Gatsby-era glamour, a swoon-worthy love story, and an indomitable heroine dazzle in this romp that captures the extravagance of the Roaring Twenties and the dangers of vigilante justice.
A ravishing young mind reader stalks the streets at night in kitten heels, prowling for men to murder.
A soft-spoken genius toils away in the city morgue, desperate to unearth the science behind his gift for shapeshifting.
It’s a match made in 1928 Chicago, where gangsters run City Hall, jazz fills the air, and every good girl’s purse conceals a flask.
Until now, eighteen-year-old Ruby’s penchant for poison has been a secret. No one knows that she uses her mind-reading abilities to target men who prey on vulnerable women, men who escape the clutches of Chicago “justice.” When she meets a brilliant boy working at the morgue, his knack for forensic detail threatens to uncover her dark hobby. Even more unfortunately: sharp, independent Ruby has fallen in love with him.

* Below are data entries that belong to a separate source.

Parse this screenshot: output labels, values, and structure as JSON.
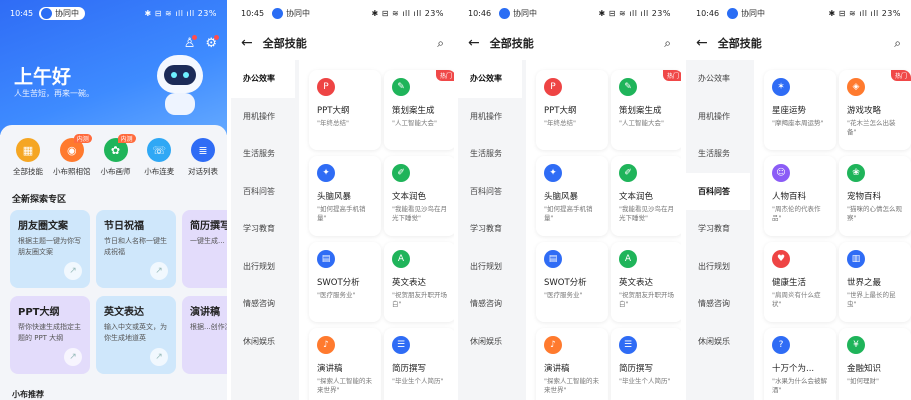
{
  "colors": {
    "primary": "#2f6cf5",
    "hot": "#f04848",
    "orange": "#ff7a2e",
    "green": "#1fb45a",
    "red": "#ee4444",
    "purple": "#8b5cf6"
  },
  "screens": [
    {
      "status": {
        "time": "10:45",
        "pill": "协同中",
        "right": "✱ ⊟ ≋ ıll ıll 23%"
      },
      "greeting": "上午好",
      "subtitle": "人生苦短，再来一碗。",
      "header_icons": [
        "user-icon",
        "settings-icon"
      ],
      "quick": [
        {
          "label": "全部技能",
          "icon": "grid-icon",
          "glyph": "▦",
          "color": "#f5a623",
          "tag": ""
        },
        {
          "label": "小布照相馆",
          "icon": "camera-icon",
          "glyph": "◉",
          "color": "#ff7a2e",
          "tag": "内测"
        },
        {
          "label": "小布画师",
          "icon": "palette-icon",
          "glyph": "✿",
          "color": "#1fb45a",
          "tag": "内测"
        },
        {
          "label": "小布连麦",
          "icon": "phone-icon",
          "glyph": "☏",
          "color": "#2fa8f5",
          "tag": ""
        },
        {
          "label": "对话列表",
          "icon": "chat-icon",
          "glyph": "≣",
          "color": "#2f6cf5",
          "tag": ""
        }
      ],
      "section_title": "全新探索专区",
      "cards": [
        {
          "title": "朋友圈文案",
          "desc": "根据主题一键为你写朋友圈文案",
          "bg": "#cfe7fb"
        },
        {
          "title": "节日祝福",
          "desc": "节日和人名称一键生成祝福",
          "bg": "#cfe7fb"
        },
        {
          "title": "简历撰写",
          "desc": "一键生成...",
          "bg": "#e3dcfb"
        },
        {
          "title": "PPT大纲",
          "desc": "帮你快速生成指定主题的 PPT 大纲",
          "bg": "#e3dcfb"
        },
        {
          "title": "英文表达",
          "desc": "输入中文或英文，为你生成地道英",
          "bg": "#cfe7fb"
        },
        {
          "title": "演讲稿",
          "desc": "根据...创作演...",
          "bg": "#e3dcfb"
        }
      ],
      "bottom_tip": "小布推荐"
    }
  ],
  "skills_screens": [
    {
      "status": {
        "time": "10:45",
        "pill": "协同中",
        "right": "✱ ⊟ ≋ ıll ıll 23%"
      },
      "title": "全部技能",
      "active": 0
    },
    {
      "status": {
        "time": "10:46",
        "pill": "协同中",
        "right": "✱ ⊟ ≋ ıll ıll 23%"
      },
      "title": "全部技能",
      "active": 0
    },
    {
      "status": {
        "time": "10:46",
        "pill": "协同中",
        "right": "✱ ⊟ ≋ ıll ıll 23%"
      },
      "title": "全部技能",
      "active": 3
    }
  ],
  "categories": [
    "办公效率",
    "用机操作",
    "生活服务",
    "百科问答",
    "学习教育",
    "出行规划",
    "情感咨询",
    "休闲娱乐"
  ],
  "hot_label": "热门",
  "skills_a": [
    {
      "name": "PPT大纲",
      "desc": "\"年终总结\"",
      "icon": "ppt-icon",
      "glyph": "P",
      "color": "#ee4444",
      "hot": false
    },
    {
      "name": "策划案生成",
      "desc": "\"人工智能大会\"",
      "icon": "plan-icon",
      "glyph": "✎",
      "color": "#1fb45a",
      "hot": true
    },
    {
      "name": "头脑风暴",
      "desc": "\"如何提高手机销量\"",
      "icon": "bulb-icon",
      "glyph": "✦",
      "color": "#2f6cf5",
      "hot": false
    },
    {
      "name": "文本润色",
      "desc": "\"我能看见沙鸟在月光下睡觉\"",
      "icon": "brush-icon",
      "glyph": "✐",
      "color": "#1fb45a",
      "hot": false
    },
    {
      "name": "SWOT分析",
      "desc": "\"医疗服务业\"",
      "icon": "chart-icon",
      "glyph": "▤",
      "color": "#2f6cf5",
      "hot": false
    },
    {
      "name": "英文表达",
      "desc": "\"祝贺朋友升职开场白\"",
      "icon": "translate-icon",
      "glyph": "A",
      "color": "#1fb45a",
      "hot": false
    },
    {
      "name": "演讲稿",
      "desc": "\"探索人工智能的未来世界\"",
      "icon": "mic-icon",
      "glyph": "♪",
      "color": "#ff7a2e",
      "hot": false
    },
    {
      "name": "简历撰写",
      "desc": "\"毕业生个人简历\"",
      "icon": "resume-icon",
      "glyph": "☰",
      "color": "#2f6cf5",
      "hot": false
    }
  ],
  "skills_b": [
    {
      "name": "星座运势",
      "desc": "\"摩羯座本周运势\"",
      "icon": "star-icon",
      "glyph": "✶",
      "color": "#2f6cf5",
      "hot": false
    },
    {
      "name": "游戏攻略",
      "desc": "\"花木兰怎么出装备\"",
      "icon": "gamepad-icon",
      "glyph": "◈",
      "color": "#ff7a2e",
      "hot": true
    },
    {
      "name": "人物百科",
      "desc": "\"周杰伦的代表作品\"",
      "icon": "person-icon",
      "glyph": "☺",
      "color": "#8b5cf6",
      "hot": false
    },
    {
      "name": "宠物百科",
      "desc": "\"猫咪的心情怎么观察\"",
      "icon": "paw-icon",
      "glyph": "❀",
      "color": "#1fb45a",
      "hot": false
    },
    {
      "name": "健康生活",
      "desc": "\"肩周炎有什么症状\"",
      "icon": "heart-icon",
      "glyph": "♥",
      "color": "#ee4444",
      "hot": false
    },
    {
      "name": "世界之最",
      "desc": "\"世界上最长的昆虫\"",
      "icon": "bars-icon",
      "glyph": "▥",
      "color": "#2f6cf5",
      "hot": false
    },
    {
      "name": "十万个为...",
      "desc": "\"水果为什么会被解酒\"",
      "icon": "question-icon",
      "glyph": "?",
      "color": "#2f6cf5",
      "hot": false
    },
    {
      "name": "金融知识",
      "desc": "\"如何理财\"",
      "icon": "money-icon",
      "glyph": "¥",
      "color": "#1fb45a",
      "hot": false
    }
  ]
}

Waltzing between a supernaturally enhanced romance, the battle to take down a gentleman’s club, and loyal friendships worth their weight in diamonds, Ruby brings defiant charm to every page of Murder for the Modern Girl—not to mention killer fashion. An irresistible caper perfect for fans of The Gentleman’s Guide to Vice and Virtue, in an exquisite hardcover package with rose-gold foil.
A Junior Library Guild Gold Standard Selection
As soon as I started reading this book, I was immediately captivated by Ruby’s unique voice. Part Enola Holmes, part Flavia de Luce, and—to quote David S. Pumpkins—she’s her own thing… Ruby just bursts from the page.
To be clear, this novel contains a dual narrative, and there’s nothing wrong with Guy’s portions, but he spends so much time pretending to be someone he’s not that he’s lost sight of who he is…and so in that regard, the hesitancy really does come through on the page, which is just as admirable as having a bigger-than-life personality.
Ruby is essentially a Teen Dexter; she’s turned vengeance into an art form, and her ability to read minds is her most valuable asset. Guy, of course, has a secret of his own, and it’s only through collaboration that they achieve their goals.
This book was a neat blend of historical fiction, mystery, and paranormal… with a dash of romance, of course. The plot moves fairly quickly, and there’s always a new development or a realized connection etc. Ruby and Guy are both interesting and likeable characters, and they work well together.
I would absolutely recommend Murder for the Modern Girl. This is perfect for YA readers who enjoy historical fiction—1920s Chicago has never been more exciting. There’s certainly plenty of material, so it will be interesting to see if we get more of Ruby and Guy in the future.
I received a digital ARC of this book from Holiday House/NetGalley